To be sure, there lurks in the background the faint specters of overuse and misuse of the recall power. All would agree that the power to recall a mandate must be reserved for "exceptional circumstances," 120 F.3d, at 1048; 16 C. Wright, A. Miller, & E. Cooper, Federal Practice and Procedure § 3938, pp. 716-717, n. 14 (1996) (citing cases from the various Courts of Appeals recognizing that the power must be used sparingly), in the interests of stable adjudication and judicial administrative efficiency, on which growing caseloads place a growing premium. All would agree, too, that the sua sponte recall of mandates could not be condoned as a mechanism to frustrate the limitations on second and successive habeas petitions, see, e.g., 28 U.S.C. § 2244(b). If there were reason to suppose that the sua sponte recall would be overused or abused in either respect, we might well see its use as unreasonable in a given case simply to deter resort to it in too many cases.

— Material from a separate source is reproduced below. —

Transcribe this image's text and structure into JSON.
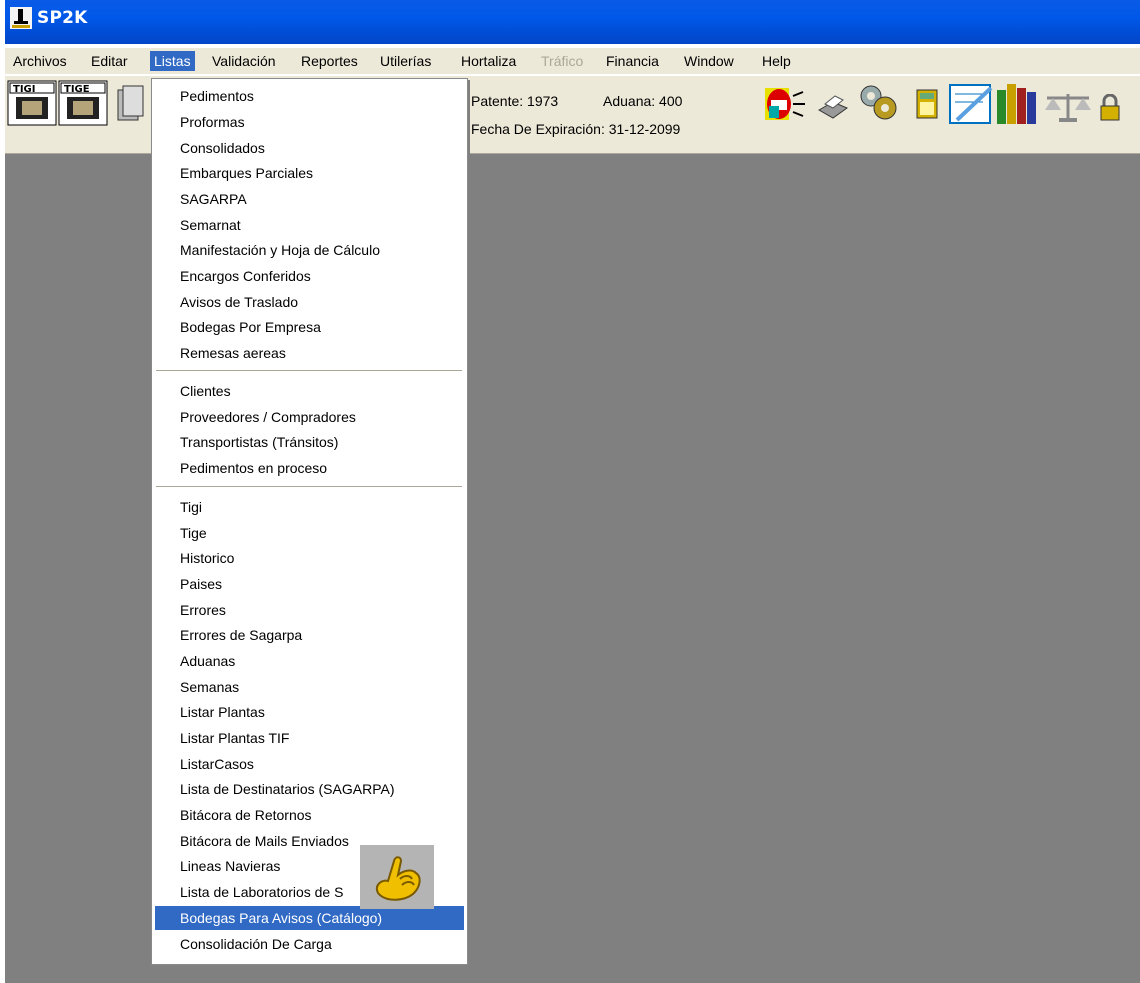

Calderon, 523 U.S. at 569-70, 118 S. Ct. 1489 (footnote omitted). The majority's recall appears to be the type of "mechanism [used] to frustrate the limitations on second and successive habeas petitions" disapproved by Justice Souter.
United States v. Crawford, 102 Fed.Appx. 91 (9th Cir. 2004).
The particular facts in Crawford suggest that it may be viewed as only a minimal extension of our policy allowing for limited remands on direct appeals to consider Booker claims. See United States v. Ameline, 409 F.3d 1073, 1074 (9th Cir. 2005), and United States v. Cantrell, 433 F.3d 1269, 1278 (9th Cir. 2006). Moreover, as the time for filing a petition for certiorari had not run, Crawford can be reconciled with our holding in Cruz that Booker "does not apply retroactively to convictions that became final prior to its publication." Cruz, 423 F.3d at 1119.
The district court noted that after we denied Carrington relief on his direct appeal he filed a motion pursuant to 28 U.S.C. § 2255 in 1996, a second motion pursuant to § 2255 in 1999, and a petition for a writ of coram nobis in 2004, all of which were denied. The district court noted that following his unsuccessful appeal, Tillitz filed a motion pursuant to § 2255 in 2001, a petition for a writ of mandamus in 2003, and another motion pursuant to § 2255 in 2004, all of which were denied.
In its November 5, 2005, order the district court noted:
Although Booker was decided after Mr. Tillitz and Mr. Carrington's convictions became final, either of these petitioners could have raised, at sentencing and on direct appeal, the issues that underlie Booker: the sentence enhancements determined by a judge rather than by a jury beyond a reasonable doubt; and the mandatory application of the Sentencing Guidelines. Mr. Tillitz and Mr. Carrington did not specifically raise these issues at sentencing and on direct appeal.
For example, if the existence or non-existence of pending challenges could be dismissed as an "accident of timing," the court would not have to wrestle with issues such as whether a Sixth Amendment challenge based on a judge-made finding of a prior conviction had been preserved See United States v. Beng-Salazar, 452 F.3d 1088, 1092-95 (9th Cir. 2006).
Would there be sufficient "extraordinary circumstances" under the majority's approach if the trial judge failed to voice his or her objections at the particular defendant's sentencing, but objected to mandatory sentencing guidelines when sentencing other defendants?